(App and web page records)
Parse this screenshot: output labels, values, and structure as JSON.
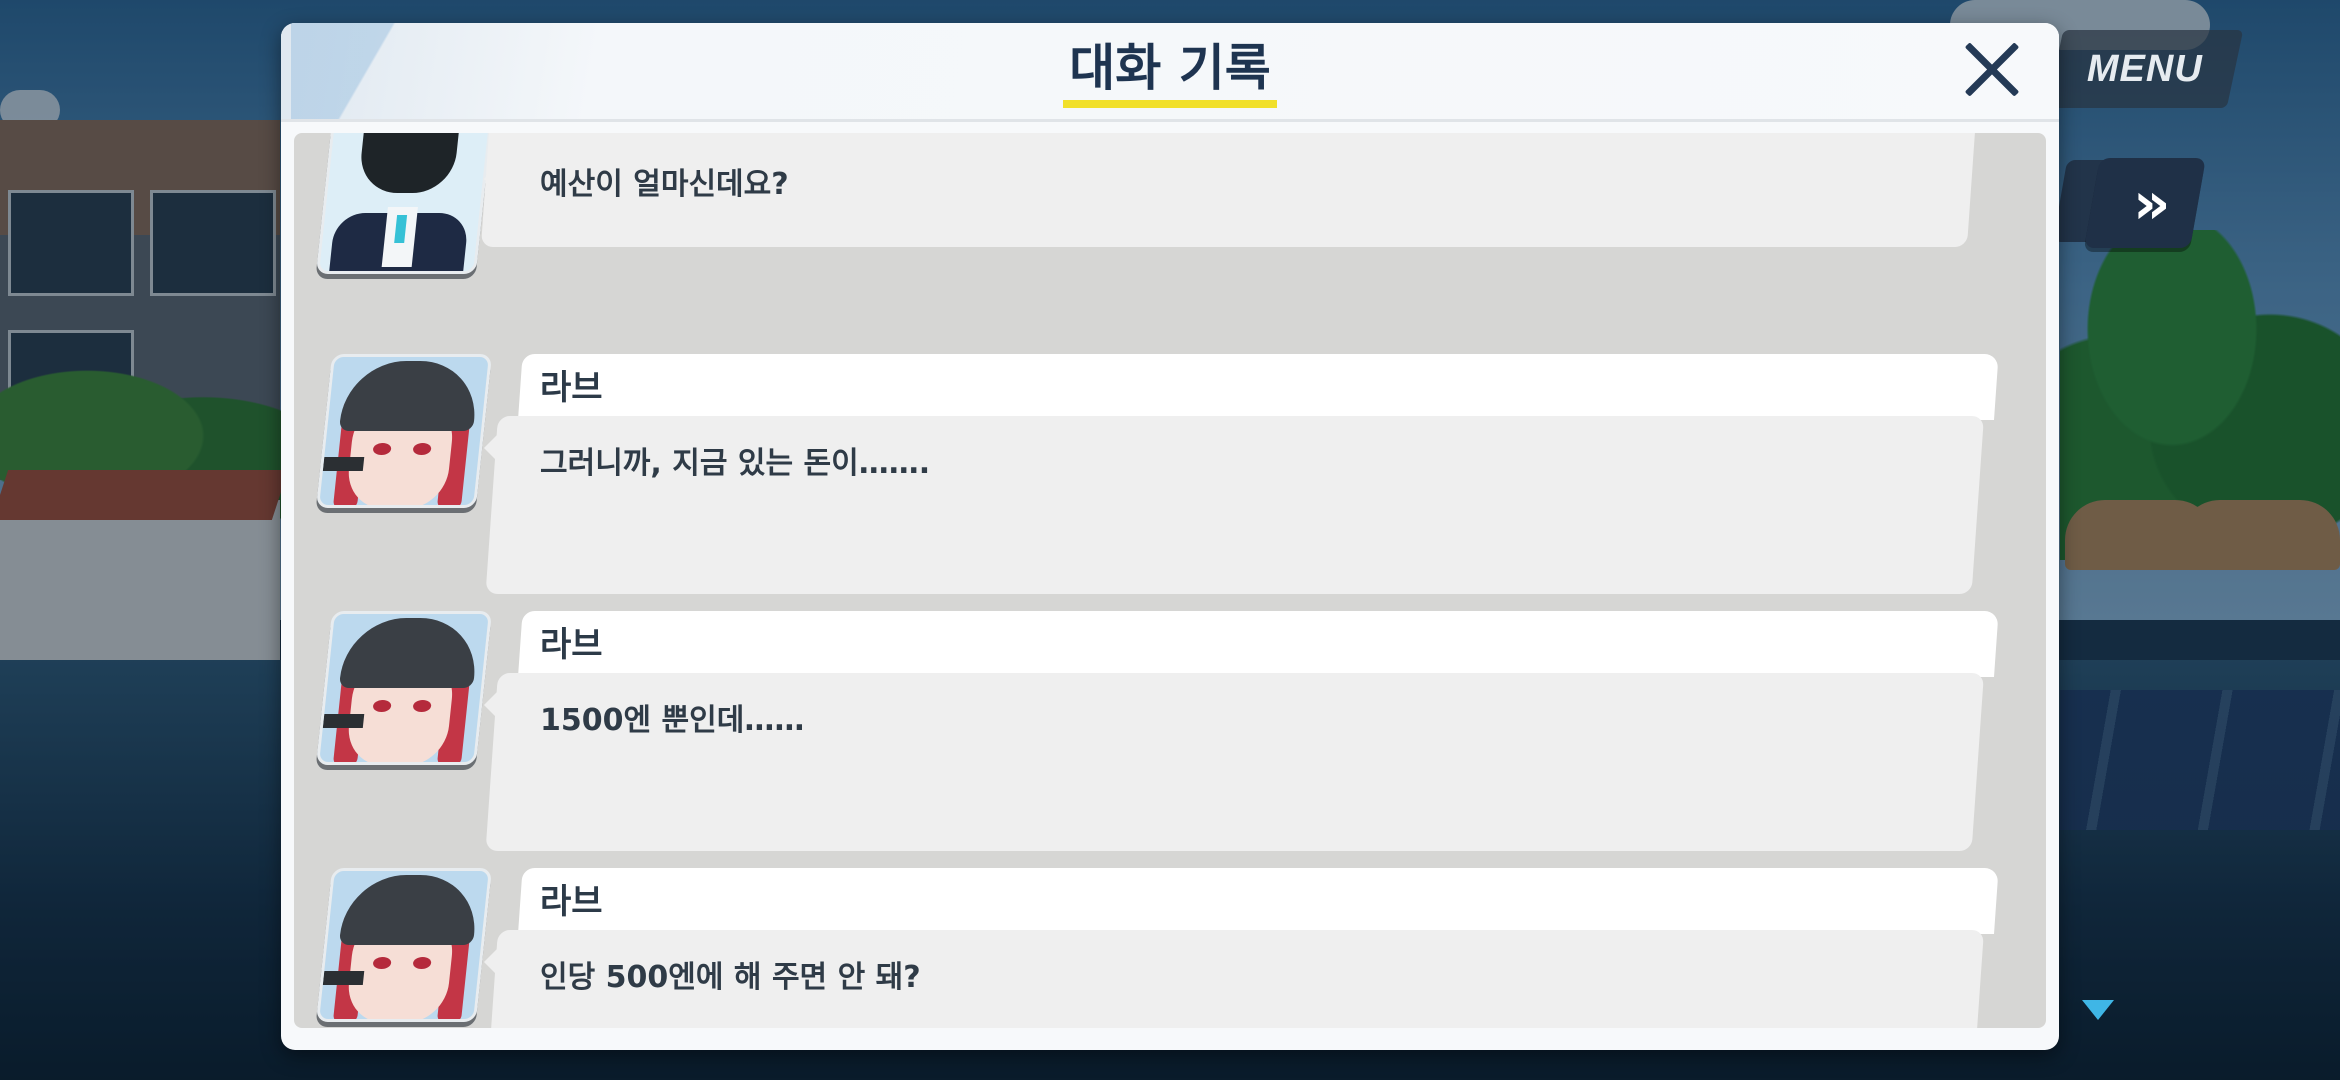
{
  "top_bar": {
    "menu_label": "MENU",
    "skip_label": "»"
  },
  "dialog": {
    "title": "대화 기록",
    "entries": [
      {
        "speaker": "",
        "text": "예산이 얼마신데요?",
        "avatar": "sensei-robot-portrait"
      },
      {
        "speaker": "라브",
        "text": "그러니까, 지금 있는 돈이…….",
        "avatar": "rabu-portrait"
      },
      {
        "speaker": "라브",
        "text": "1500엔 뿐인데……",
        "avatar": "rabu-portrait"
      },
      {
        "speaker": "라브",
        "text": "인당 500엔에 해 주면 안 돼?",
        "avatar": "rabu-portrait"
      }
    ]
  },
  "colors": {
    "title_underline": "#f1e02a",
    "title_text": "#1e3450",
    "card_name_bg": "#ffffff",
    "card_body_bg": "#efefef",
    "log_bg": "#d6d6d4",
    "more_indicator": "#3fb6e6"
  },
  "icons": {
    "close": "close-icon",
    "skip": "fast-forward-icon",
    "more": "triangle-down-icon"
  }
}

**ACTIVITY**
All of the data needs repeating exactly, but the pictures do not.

**EXERCISE ANSWER**
Parse this screenshot: output labels, values, and structure as JSON.
{
  "top_bar": {
    "menu_label": "MENU",
    "skip_label": "»"
  },
  "dialog": {
    "title": "대화 기록",
    "entries": [
      {
        "speaker": "",
        "text": "예산이 얼마신데요?",
        "avatar": "sensei-robot-portrait"
      },
      {
        "speaker": "라브",
        "text": "그러니까, 지금 있는 돈이…….",
        "avatar": "rabu-portrait"
      },
      {
        "speaker": "라브",
        "text": "1500엔 뿐인데……",
        "avatar": "rabu-portrait"
      },
      {
        "speaker": "라브",
        "text": "인당 500엔에 해 주면 안 돼?",
        "avatar": "rabu-portrait"
      }
    ]
  },
  "colors": {
    "title_underline": "#f1e02a",
    "title_text": "#1e3450",
    "card_name_bg": "#ffffff",
    "card_body_bg": "#efefef",
    "log_bg": "#d6d6d4",
    "more_indicator": "#3fb6e6"
  },
  "icons": {
    "close": "close-icon",
    "skip": "fast-forward-icon",
    "more": "triangle-down-icon"
  }
}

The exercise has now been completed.